When all else fails, take a cue from my wife and sneak a quick nap in during the day. If you nap for a full 90 minutes, you’ll actually get some “deep sleep” in, which is the type characterized by hormone release associated with tissue growth and repair, and such a deep state of unconsciousness that you won’t notice if your dog climbs on top of you and wedges into the awkward spoon position.
27) Three things every player can start doing TODAY to improve their development are to: 1) Find a quality hockey training program; 2) Start eating a vegetable with every meal; and 3) Carry a water bottle with you all day long.
28) Commit to excellence in everything you do. Be the best athlete you can. Be the best student you can. Be the best friend you can. Be the best son/daughter/brother/sister you can. Take pride in who you are as a person.
29) Everyone that told Johnny Gaudreau he was too small to succeed at the Midget, Junior, College, and Pro levels was right. He was. He is. But he succeeds anyway. Don’t let other people tell you what you can and can’t achieve. No one knows what you’re capable of.
To your success,
Please enter your first name and email below to sign up for my FREE Athletic Development and Hockey Training Newsletter!
“Kevin Neeld is one of the top 5-6 strength and conditioning coaches in the ice hockey world.”
– Mike Boyle, Head S&C Coach, US Women’s Olympic Team
“…if you want to be the best, Kevin is the one you have to train with”
– Brijesh Patel, Head S&C Coach, Quinnipiac University
Kevin has rapidly established himself as a leader in the field of physical preparation and sports science for ice hockey. He is currently the Head Performance Coach for the Boston Bruins, where he oversees all aspects of designing and implementing the team’s performance training program, as well as monitoring the players’ performance, workload and recovery.

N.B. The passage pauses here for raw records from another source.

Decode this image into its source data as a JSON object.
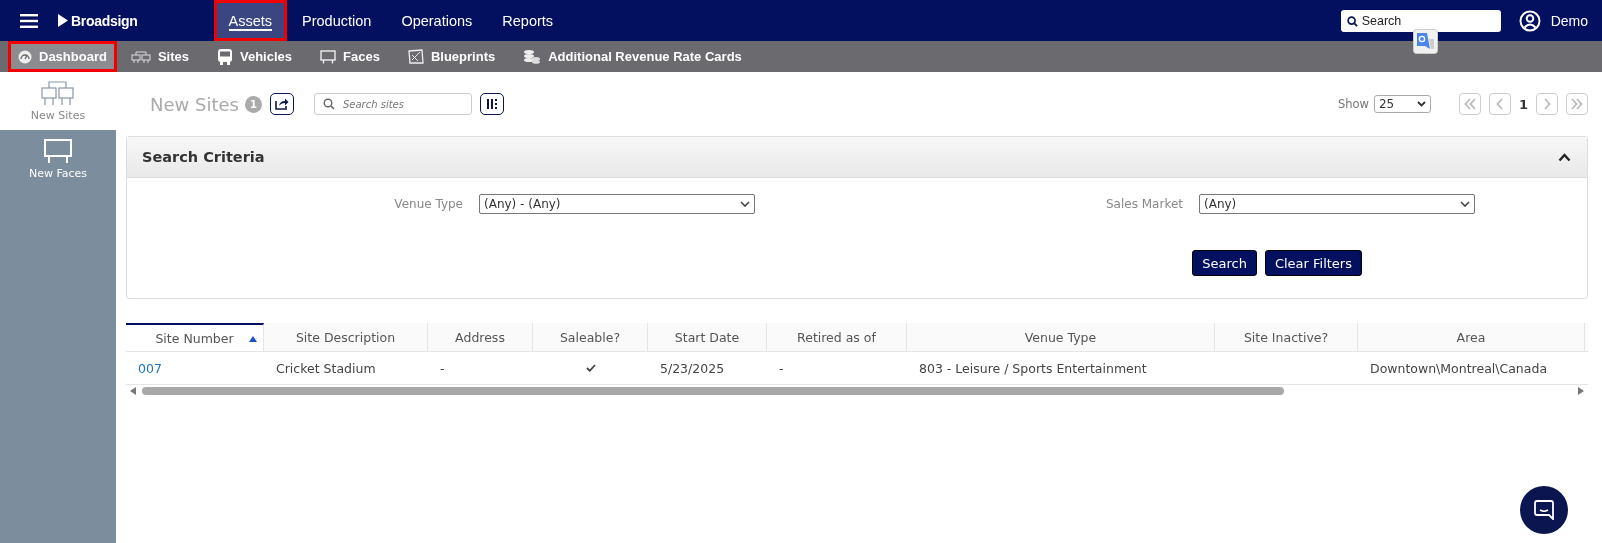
{
  "top_nav": {
    "brand": "Broadsign",
    "items": [
      {
        "label": "Assets",
        "selected": true,
        "annotated": true
      },
      {
        "label": "Production",
        "selected": false,
        "annotated": false
      },
      {
        "label": "Operations",
        "selected": false,
        "annotated": false
      },
      {
        "label": "Reports",
        "selected": false,
        "annotated": false
      }
    ],
    "search": {
      "placeholder": "Search"
    },
    "user": "Demo"
  },
  "sub_nav": [
    {
      "label": "Dashboard",
      "kind": "dashboard",
      "selected": true,
      "annotated": true
    },
    {
      "label": "Sites",
      "kind": "sites",
      "selected": false,
      "annotated": false
    },
    {
      "label": "Vehicles",
      "kind": "vehicles",
      "selected": false,
      "annotated": false
    },
    {
      "label": "Faces",
      "kind": "faces",
      "selected": false,
      "annotated": false
    },
    {
      "label": "Blueprints",
      "kind": "blueprints",
      "selected": false,
      "annotated": false
    },
    {
      "label": "Additional Revenue Rate Cards",
      "kind": "coins",
      "selected": false,
      "annotated": false
    }
  ],
  "sidebar": [
    {
      "label": "New Sites",
      "kind": "sites",
      "selected": true
    },
    {
      "label": "New Faces",
      "kind": "faces",
      "selected": false
    }
  ],
  "header": {
    "title": "New Sites",
    "count": "1",
    "search_placeholder": "Search sites",
    "show_label": "Show",
    "page_size": "25",
    "page": "1"
  },
  "search_criteria": {
    "title": "Search Criteria",
    "expanded": true,
    "filters": [
      {
        "label": "Venue Type",
        "value": "(Any) - (Any)"
      },
      {
        "label": "Sales Market",
        "value": "(Any)"
      }
    ],
    "buttons": [
      "Search",
      "Clear Filters"
    ]
  },
  "table": {
    "columns": [
      {
        "label": "Site Number",
        "sorted": true
      },
      {
        "label": "Site Description",
        "sorted": false
      },
      {
        "label": "Address",
        "sorted": false
      },
      {
        "label": "Saleable?",
        "sorted": false
      },
      {
        "label": "Start Date",
        "sorted": false
      },
      {
        "label": "Retired as of",
        "sorted": false
      },
      {
        "label": "Venue Type",
        "sorted": false
      },
      {
        "label": "Site Inactive?",
        "sorted": false
      },
      {
        "label": "Area",
        "sorted": false
      }
    ],
    "rows": [
      {
        "site_number": "007",
        "site_description": "Cricket Stadium",
        "address": "-",
        "saleable": true,
        "start_date": "5/23/2025",
        "retired_as_of": "-",
        "venue_type": "803 - Leisure / Sports Entertainment",
        "site_inactive": false,
        "area": "Downtown\\Montreal\\Canada"
      }
    ]
  }
}
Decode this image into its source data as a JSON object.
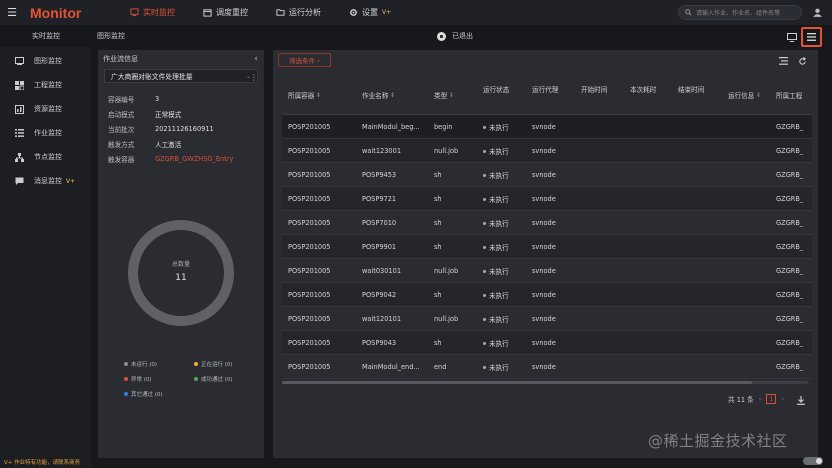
{
  "app": {
    "logo": "Monitor"
  },
  "topnav": [
    {
      "label": "实时监控",
      "icon": "monitor-icon",
      "active": true
    },
    {
      "label": "调度重控",
      "icon": "calendar-icon"
    },
    {
      "label": "运行分析",
      "icon": "folder-icon"
    },
    {
      "label": "设置",
      "icon": "gear-icon",
      "badge": "V+"
    }
  ],
  "search": {
    "placeholder": "请输入作业、作业名、组件名等"
  },
  "subbar": {
    "left_title": "实时监控",
    "page_title": "图形监控",
    "status_text": "已退出"
  },
  "sidebar": {
    "items": [
      {
        "label": "图形监控",
        "icon": "image-icon"
      },
      {
        "label": "工程监控",
        "icon": "grid-icon"
      },
      {
        "label": "资源监控",
        "icon": "chart-icon"
      },
      {
        "label": "作业监控",
        "icon": "list-icon"
      },
      {
        "label": "节点监控",
        "icon": "node-icon"
      },
      {
        "label": "消息监控",
        "icon": "message-icon",
        "badge": "V+"
      }
    ],
    "footer": "V+ 作业特有功能，请联系商务"
  },
  "left_panel": {
    "header": "作业流信息",
    "select_value": "广大商圈对账文件处理批量",
    "info": [
      {
        "k": "容器编号",
        "v": "3"
      },
      {
        "k": "启动模式",
        "v": "正常模式"
      },
      {
        "k": "当前批次",
        "v": "20211126160911"
      },
      {
        "k": "触发方式",
        "v": "人工激活"
      },
      {
        "k": "触发容器",
        "v": "GZGRB_GWZHSG_Entry",
        "red": true
      }
    ],
    "donut": {
      "label": "总数量",
      "value": "11"
    },
    "legend": [
      {
        "label": "未运行 (0)",
        "color": "#8c8c8c"
      },
      {
        "label": "正在运行 (0)",
        "color": "#f0b429"
      },
      {
        "label": "异常 (0)",
        "color": "#d6523a"
      },
      {
        "label": "成功通过 (0)",
        "color": "#4caf50"
      },
      {
        "label": "其它通过 (0)",
        "color": "#2f80ed"
      }
    ]
  },
  "right_panel": {
    "filter_label": "筛选条件 ›",
    "columns": [
      "所属容器",
      "作业名称",
      "类型",
      "运行状态",
      "运行代理",
      "开始时间",
      "本次耗时",
      "结束时间",
      "运行信息",
      "所属工程"
    ],
    "rows": [
      [
        "POSP201005",
        "MainModul_beg...",
        "begin",
        "未执行",
        "svnode",
        "",
        "",
        "",
        "",
        "GZGRB_"
      ],
      [
        "POSP201005",
        "wait123001",
        "null.job",
        "未执行",
        "svnode",
        "",
        "",
        "",
        "",
        "GZGRB_"
      ],
      [
        "POSP201005",
        "POSP9453",
        "sh",
        "未执行",
        "svnode",
        "",
        "",
        "",
        "",
        "GZGRB_"
      ],
      [
        "POSP201005",
        "POSP9721",
        "sh",
        "未执行",
        "svnode",
        "",
        "",
        "",
        "",
        "GZGRB_"
      ],
      [
        "POSP201005",
        "POSP7010",
        "sh",
        "未执行",
        "svnode",
        "",
        "",
        "",
        "",
        "GZGRB_"
      ],
      [
        "POSP201005",
        "POSP9901",
        "sh",
        "未执行",
        "svnode",
        "",
        "",
        "",
        "",
        "GZGRB_"
      ],
      [
        "POSP201005",
        "wait030101",
        "null.job",
        "未执行",
        "svnode",
        "",
        "",
        "",
        "",
        "GZGRB_"
      ],
      [
        "POSP201005",
        "POSP9042",
        "sh",
        "未执行",
        "svnode",
        "",
        "",
        "",
        "",
        "GZGRB_"
      ],
      [
        "POSP201005",
        "wait120101",
        "null.job",
        "未执行",
        "svnode",
        "",
        "",
        "",
        "",
        "GZGRB_"
      ],
      [
        "POSP201005",
        "POSP9043",
        "sh",
        "未执行",
        "svnode",
        "",
        "",
        "",
        "",
        "GZGRB_"
      ],
      [
        "POSP201005",
        "MainModul_end...",
        "end",
        "未执行",
        "svnode",
        "",
        "",
        "",
        "",
        "GZGRB_"
      ]
    ],
    "pager": {
      "total": "共 11 条",
      "page": "1"
    }
  },
  "watermark": "@稀土掘金技术社区"
}
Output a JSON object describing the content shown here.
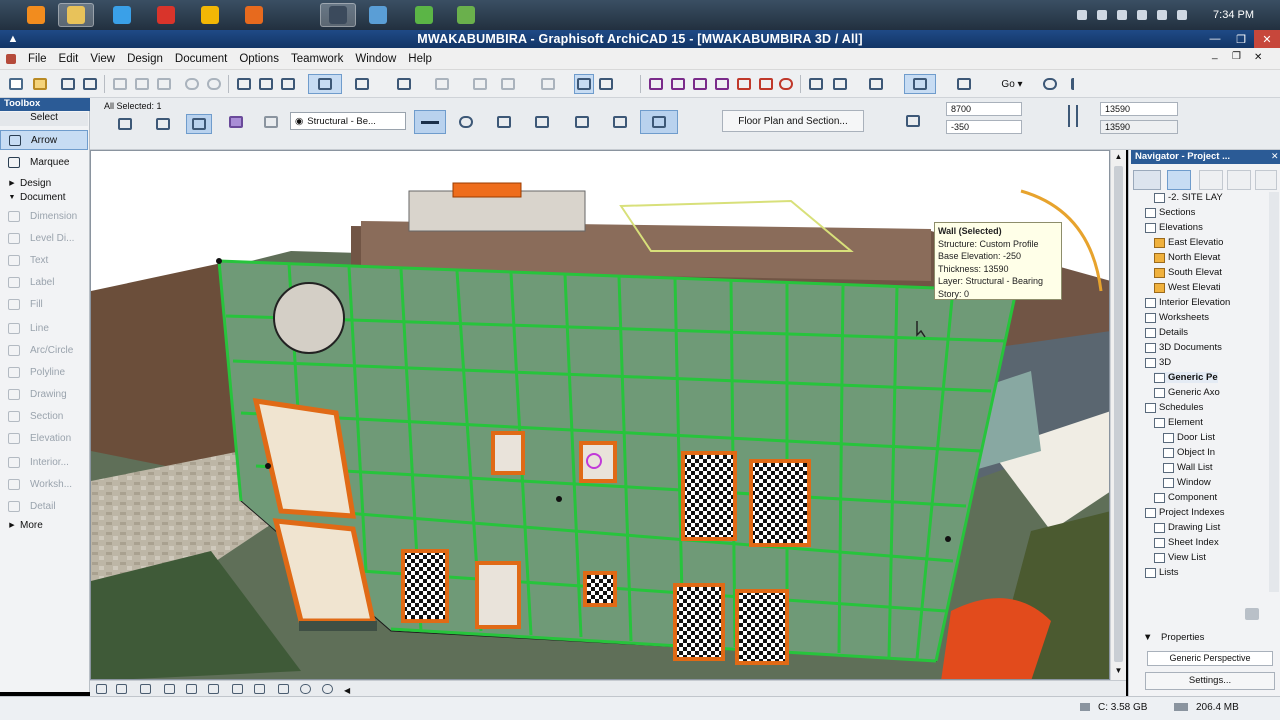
{
  "window": {
    "title": "MWAKABUMBIRA - Graphisoft ArchiCAD 15 - [MWAKABUMBIRA 3D / All]"
  },
  "taskbar": {
    "apps": [
      {
        "icon": "orange-start-icon",
        "color": "#f28c1e"
      },
      {
        "icon": "file-explorer-icon",
        "color": "#e8c25a",
        "active": true
      },
      {
        "icon": "internet-explorer-icon",
        "color": "#3aa0e8"
      },
      {
        "icon": "media-player-icon",
        "color": "#d9342b"
      },
      {
        "icon": "chrome-icon",
        "color": "#f2b705"
      },
      {
        "icon": "firefox-icon",
        "color": "#e76a1e"
      },
      {
        "icon": "archicad-icon",
        "color": "#3b4a5c",
        "active": true
      },
      {
        "icon": "app-icon",
        "color": "#5a9ed6"
      },
      {
        "icon": "camtasia-icon",
        "color": "#5bb546"
      },
      {
        "icon": "camtasia-recorder-icon",
        "color": "#6ab04c"
      }
    ],
    "clock": "7:34 PM"
  },
  "menubar": {
    "items": [
      "File",
      "Edit",
      "View",
      "Design",
      "Document",
      "Options",
      "Teamwork",
      "Window",
      "Help"
    ]
  },
  "toolbox": {
    "title": "Toolbox",
    "select_label": "Select",
    "tools": [
      {
        "label": "Arrow",
        "icon": "arrow-pointer-icon",
        "selected": true
      },
      {
        "label": "Marquee",
        "icon": "marquee-icon"
      },
      {
        "label": "Design",
        "icon": "expand-triangle-icon",
        "group": true
      },
      {
        "label": "Document",
        "icon": "collapse-triangle-icon",
        "group": true
      },
      {
        "label": "Dimension",
        "icon": "dimension-icon",
        "dim": true
      },
      {
        "label": "Level Di...",
        "icon": "level-dimension-icon",
        "dim": true
      },
      {
        "label": "Text",
        "icon": "text-icon",
        "dim": true
      },
      {
        "label": "Label",
        "icon": "label-icon",
        "dim": true
      },
      {
        "label": "Fill",
        "icon": "fill-icon",
        "dim": true
      },
      {
        "label": "Line",
        "icon": "line-icon",
        "dim": true
      },
      {
        "label": "Arc/Circle",
        "icon": "arc-circle-icon",
        "dim": true
      },
      {
        "label": "Polyline",
        "icon": "polyline-icon",
        "dim": true
      },
      {
        "label": "Drawing",
        "icon": "drawing-icon",
        "dim": true
      },
      {
        "label": "Section",
        "icon": "section-icon",
        "dim": true
      },
      {
        "label": "Elevation",
        "icon": "elevation-icon",
        "dim": true
      },
      {
        "label": "Interior...",
        "icon": "interior-elevation-icon",
        "dim": true
      },
      {
        "label": "Worksh...",
        "icon": "worksheet-icon",
        "dim": true
      },
      {
        "label": "Detail",
        "icon": "detail-icon",
        "dim": true
      },
      {
        "label": "More",
        "icon": "expand-triangle-icon",
        "group": true
      }
    ]
  },
  "infobox": {
    "selection": "All Selected: 1",
    "layer": "Structural - Be...",
    "view_button": "Floor Plan and Section...",
    "height_value": "8700",
    "base_value": "-350",
    "thickness_value": "13590",
    "thickness_value2": "13590"
  },
  "viewport": {
    "tooltip": {
      "title": "Wall (Selected)",
      "lines": [
        "Structure: Custom Profile",
        "Base Elevation: -250",
        "Thickness: 13590",
        "Layer: Structural - Bearing",
        "Story: 0"
      ]
    }
  },
  "navigator": {
    "title": "Navigator - Project ...",
    "items": [
      {
        "label": "-2. SITE LAY",
        "icon": "story-icon",
        "indent": 3
      },
      {
        "label": "Sections",
        "icon": "section-folder-icon",
        "indent": 2
      },
      {
        "label": "Elevations",
        "icon": "elevation-folder-icon",
        "indent": 2
      },
      {
        "label": "East Elevatio",
        "icon": "house-icon",
        "indent": 3
      },
      {
        "label": "North Elevat",
        "icon": "house-icon",
        "indent": 3
      },
      {
        "label": "South Elevat",
        "icon": "house-icon",
        "indent": 3
      },
      {
        "label": "West Elevati",
        "icon": "house-icon",
        "indent": 3
      },
      {
        "label": "Interior Elevation",
        "icon": "interior-elevation-icon",
        "indent": 2
      },
      {
        "label": "Worksheets",
        "icon": "worksheet-icon",
        "indent": 2
      },
      {
        "label": "Details",
        "icon": "detail-icon",
        "indent": 2
      },
      {
        "label": "3D Documents",
        "icon": "3d-document-icon",
        "indent": 2
      },
      {
        "label": "3D",
        "icon": "3d-icon",
        "indent": 2
      },
      {
        "label": "Generic Pe",
        "icon": "perspective-icon",
        "indent": 3,
        "bold": true
      },
      {
        "label": "Generic Axo",
        "icon": "axonometry-icon",
        "indent": 3
      },
      {
        "label": "Schedules",
        "icon": "schedule-icon",
        "indent": 2
      },
      {
        "label": "Element",
        "icon": "element-icon",
        "indent": 3
      },
      {
        "label": "Door List",
        "icon": "list-icon",
        "indent": 4
      },
      {
        "label": "Object In",
        "icon": "list-icon",
        "indent": 4
      },
      {
        "label": "Wall List",
        "icon": "list-icon",
        "indent": 4
      },
      {
        "label": "Window",
        "icon": "list-icon",
        "indent": 4
      },
      {
        "label": "Component",
        "icon": "component-icon",
        "indent": 3
      },
      {
        "label": "Project Indexes",
        "icon": "index-icon",
        "indent": 2
      },
      {
        "label": "Drawing List",
        "icon": "list-icon",
        "indent": 3
      },
      {
        "label": "Sheet Index",
        "icon": "list-icon",
        "indent": 3
      },
      {
        "label": "View List",
        "icon": "list-icon",
        "indent": 3
      },
      {
        "label": "Lists",
        "icon": "list-icon",
        "indent": 2
      }
    ],
    "properties_label": "Properties",
    "perspective_value": "Generic Perspective",
    "settings_label": "Settings..."
  },
  "statusbar": {
    "disk": "C: 3.58 GB",
    "memory": "206.4 MB"
  }
}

Prior to Boston, Kevin spent 2 years as an Assistant Strength and Conditioning Coach for the San Jose Sharks after serving as the Director of Performance at Endeavor Sports Performance in Pitman, NJ. He also spent 5 years as a Strength and Conditioning Coach with USA Hockey’s Women’s Olympic Hockey Team, and has been an invited speaker at conferences hosted by the NHL, NSCA, and USA Hockey.